Due to the possibility of onshore steel mills replenishing their stocks before the Spring Festival, coupled with disappointing trends in iron ore supply from Australia and Brazil, as well as low inventory in the supply chain, the price of iron ore at the end of the year will remain resilient, with upside risks outweighing downside risks. In this context, we believe that the price of iron ore will receive better support.

Lithium: The problem of oversupply is difficult to solve, and lithium prices may decline significantly.

Goldman Sachs pointed out that the increase in lithium supply, coupled with the slowdown in China's electric vehicle retail sales, has put pressure on lithium prices this year.

The lithium market is expected to be in basic balance by 2023, but Goldman Sachs predicts that there will be oversupply next year. The main reason is the increase in lithium supply from spodumene, especially from Australia and Africa, which accounts for about 200,000 tons, or 55% of the total supply growth:

"The growth in spodumene supply, coupled with the rapid growth of China's lithium mica and brine assets, is expected to increase the supply by an average of 408kty per year during the period of 2024-25, while demand will increase by 300kty.

Although lithium prices have fallen sharply, the key issue at present is whether the supply adjustment caused by the current price level is sufficient to limit oversupply.

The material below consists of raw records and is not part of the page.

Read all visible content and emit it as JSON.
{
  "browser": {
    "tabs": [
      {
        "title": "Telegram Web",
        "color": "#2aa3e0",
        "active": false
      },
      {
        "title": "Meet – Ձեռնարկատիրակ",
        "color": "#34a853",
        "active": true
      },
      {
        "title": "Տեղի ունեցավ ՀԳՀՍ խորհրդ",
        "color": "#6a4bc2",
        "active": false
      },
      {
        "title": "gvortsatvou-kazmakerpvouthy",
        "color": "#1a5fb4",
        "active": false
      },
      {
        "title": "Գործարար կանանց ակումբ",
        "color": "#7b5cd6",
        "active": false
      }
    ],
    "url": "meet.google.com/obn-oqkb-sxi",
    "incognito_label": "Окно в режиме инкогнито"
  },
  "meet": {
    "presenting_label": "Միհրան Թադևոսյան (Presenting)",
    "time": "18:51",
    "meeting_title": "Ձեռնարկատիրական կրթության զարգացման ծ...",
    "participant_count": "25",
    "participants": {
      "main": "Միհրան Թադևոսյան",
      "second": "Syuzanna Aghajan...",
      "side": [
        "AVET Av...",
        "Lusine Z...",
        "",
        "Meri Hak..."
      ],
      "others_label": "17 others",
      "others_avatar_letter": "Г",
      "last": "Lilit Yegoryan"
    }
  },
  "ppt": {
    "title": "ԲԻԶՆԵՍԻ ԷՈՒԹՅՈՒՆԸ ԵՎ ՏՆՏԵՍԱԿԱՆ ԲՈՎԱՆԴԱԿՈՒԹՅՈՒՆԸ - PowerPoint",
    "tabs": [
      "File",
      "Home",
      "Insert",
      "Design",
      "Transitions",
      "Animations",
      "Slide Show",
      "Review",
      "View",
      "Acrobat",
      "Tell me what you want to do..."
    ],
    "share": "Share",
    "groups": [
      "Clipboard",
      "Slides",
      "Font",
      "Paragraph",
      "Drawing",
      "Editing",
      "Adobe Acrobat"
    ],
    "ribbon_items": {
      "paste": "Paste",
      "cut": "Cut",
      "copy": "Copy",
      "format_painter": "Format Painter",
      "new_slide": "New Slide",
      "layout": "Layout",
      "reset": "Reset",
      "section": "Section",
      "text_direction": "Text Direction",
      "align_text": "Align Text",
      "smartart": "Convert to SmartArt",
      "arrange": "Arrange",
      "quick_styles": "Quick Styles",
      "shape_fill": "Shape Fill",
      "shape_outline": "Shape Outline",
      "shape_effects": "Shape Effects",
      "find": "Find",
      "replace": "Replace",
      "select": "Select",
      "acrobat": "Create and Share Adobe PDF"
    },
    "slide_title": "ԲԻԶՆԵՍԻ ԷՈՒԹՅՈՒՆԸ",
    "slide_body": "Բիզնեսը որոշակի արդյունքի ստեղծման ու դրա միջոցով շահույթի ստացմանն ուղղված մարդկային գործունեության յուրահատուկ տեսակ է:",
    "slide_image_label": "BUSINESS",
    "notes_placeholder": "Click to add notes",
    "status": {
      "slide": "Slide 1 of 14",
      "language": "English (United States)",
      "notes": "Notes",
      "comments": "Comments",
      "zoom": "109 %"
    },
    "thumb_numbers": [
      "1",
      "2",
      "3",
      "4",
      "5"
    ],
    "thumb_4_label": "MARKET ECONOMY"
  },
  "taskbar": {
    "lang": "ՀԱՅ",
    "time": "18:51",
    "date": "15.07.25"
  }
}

In this context, it is expected that the price of lithium carbonate in China will fall to $15,000/ton and the price of lithium hydroxide in Asia will fall to $16,500/ton in the next 12 months.

Gold: The safe-haven characteristics are expected to be fully demonstrated next year, with a target price of $2,050.

Analysts emphasize that gold's performance this year is closely related to its attractiveness as a tail risk hedge tool and its relationship with real exchange rates and the US dollar.

Consistent with gold's historical performance during periods of high geopolitical tension, the price of gold rose sharply by 8% in the first 25 days after the outbreak of the Israel-Palestine conflict, but then fell due to the fading risk premium and strong US economic data. The decline in gold prices reflects the pressure brought by rising interest rates and a stronger US dollar.

Analysts pointed out:

"Looking ahead, the rebound in gold prices will be closely related to real interest rates and the trend of the US dollar, but we also expect strong consumer demand from China and India and central bank buying to offset the downward pressure brought by unexpected upward growth and repricing of interest rate cuts.

Overall, due to the dovish attitude of the Federal Reserve, slowing inflation, and the elasticity of central bank purchases, we expect any sell-off to be limited in scale. Strategically, we believe that any sell-off in gold is a buying opportunity, as we see the environment of increased future risk channels (geopolitical, economic recession pricing) playing out gold's safe-haven characteristics. We maintain our gold target price at $2050 per ounce for 3/6/12 months, despite the upward bias in risk.